Anti-migraine Medication May Treat Obesity, Diabetes

June 17, 2014
Jacquelyn Gray

By blocking a key pain receptor in mice models, a team of researchers has discovered a potential new method for treating obesity and diabetes.

By blocking a key pain receptor in mice models, a team of researchers has discovered a potential new method for treating obesity and diabetes.

In a study published in the May 22, 2014, issue of Cell, Andrew Dillin, PhD, and researchers at the University of California, Berkeley found genetically modified mice that lacked a certain pain receptor called TRPV1 lived 14% longer than mice that had it.

“In long-lived TRPV1 knockout mice, the nuclear exclusion of the transcriptional coactivator CRTC1 within pain sensory neurons originating from the spinal cord … decreases production of the neuropeptide CGRP from sensory endings innervating the pancreatic islets, subsequently promoting insulin secretion and metabolic health,” the authors wrote. “In contrast, CGRP homeostasis is disrupted with age in wild-type mice, resulting in metabolic decline.”

Furthermore, the researchers found TRPV1-deficient mice had lower levels of the CGRP proteins that are responsible for blocking insulin release and increasing blood glucose levels, which ultimately affect the development of type 2 diabetes and obesity. As a result, treated mice were able to quickly remove sugar from their systems, regardless of exercise frequency or aging.

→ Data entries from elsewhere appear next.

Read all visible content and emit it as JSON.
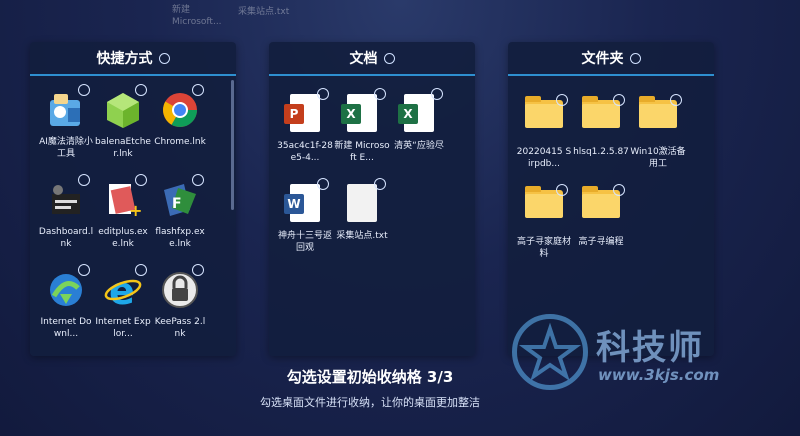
{
  "ghost": {
    "line1": "新建",
    "line2": "Microsoft...",
    "file": "采集站点.txt"
  },
  "panels": [
    {
      "title": "快捷方式",
      "items": [
        {
          "label": "AI魔法清除小工具",
          "icon": "ai-eraser-icon"
        },
        {
          "label": "balenaEtcher.lnk",
          "icon": "balena-etcher-icon"
        },
        {
          "label": "Chrome.lnk",
          "icon": "chrome-icon"
        },
        {
          "label": "Dashboard.lnk",
          "icon": "dashboard-icon"
        },
        {
          "label": "editplus.exe.lnk",
          "icon": "editplus-icon"
        },
        {
          "label": "flashfxp.exe.lnk",
          "icon": "flashfxp-icon"
        },
        {
          "label": "Internet Downl...",
          "icon": "internet-download-icon"
        },
        {
          "label": "Internet Explor...",
          "icon": "internet-explorer-icon"
        },
        {
          "label": "KeePass 2.lnk",
          "icon": "keepass-icon"
        }
      ]
    },
    {
      "title": "文档",
      "items": [
        {
          "label": "35ac4c1f-28e5-4...",
          "icon": "powerpoint-icon"
        },
        {
          "label": "新建 Microsoft E...",
          "icon": "excel-icon"
        },
        {
          "label": "清英“应验尽",
          "icon": "excel-icon"
        },
        {
          "label": "神舟十三号返回观",
          "icon": "word-icon"
        },
        {
          "label": "采集站点.txt",
          "icon": "text-file-icon"
        }
      ]
    },
    {
      "title": "文件夹",
      "items": [
        {
          "label": "20220415 Sirpdb...",
          "icon": "folder-icon"
        },
        {
          "label": "hlsq1.2.5.87",
          "icon": "folder-icon"
        },
        {
          "label": "Win10激活备用工",
          "icon": "folder-icon"
        },
        {
          "label": "高子寻家庭材料",
          "icon": "folder-icon"
        },
        {
          "label": "高子寻编程",
          "icon": "folder-icon"
        }
      ]
    }
  ],
  "footer": {
    "title": "勾选设置初始收纳格 3/3",
    "subtitle": "勾选桌面文件进行收纳，让你的桌面更加整洁"
  },
  "watermark": {
    "title": "科技师",
    "url": "www.3kjs.com"
  },
  "colors": {
    "accent": "#2e8fd0",
    "folder": "#f6c244",
    "word": "#2b5797",
    "excel": "#1e7145",
    "powerpoint": "#c43e1c"
  }
}
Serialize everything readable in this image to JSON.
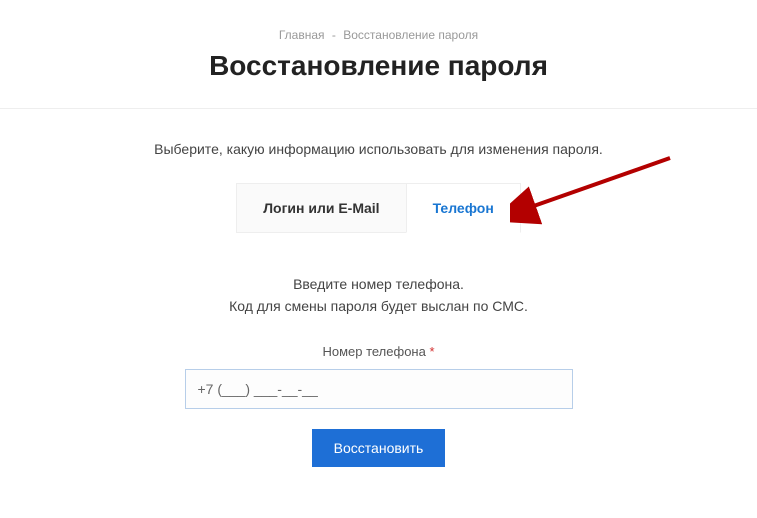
{
  "breadcrumb": {
    "home": "Главная",
    "separator": "-",
    "current": "Восстановление пароля"
  },
  "page_title": "Восстановление пароля",
  "instruction": "Выберите, какую информацию использовать для изменения пароля.",
  "tabs": {
    "login": "Логин или E-Mail",
    "phone": "Телефон"
  },
  "form": {
    "line1": "Введите номер телефона.",
    "line2": "Код для смены пароля будет выслан по СМС.",
    "phone_label": "Номер телефона",
    "required_mark": "*",
    "phone_value": "+7 (___) ___-__-__",
    "submit": "Восстановить"
  },
  "annotation": {
    "arrow_color": "#b30000"
  }
}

“We think that blocking this pain receptor and pathway could be very, very useful — not only for relieving pain, but (also) for improving lifespan and metabolic health, and, in particular, for treating diabetes and obesity in humans,” Dillin said in a press release.

The investigators noted an anti-migraine medication produces similar results, since it inhibits a CGRP protein that triggers TRPV1. In fact, older mice treated with the drug in the study had increased longevity compared to untreated older mice, and they were also metabolically similar to younger mice.

Moving forward, Dillin said he plans to further examine the influence of TRPV1 and CGRP in both mice and humans.

“Our findings suggest that pharmacological manipulation of TRPV1 and CGRP may improve metabolic health and longevity,” Dillin noted. “Alternatively, chronic ingestion of compounds that affect TRPV1 might help prevent metabolic decline with age and lead to increased longevity in humans.”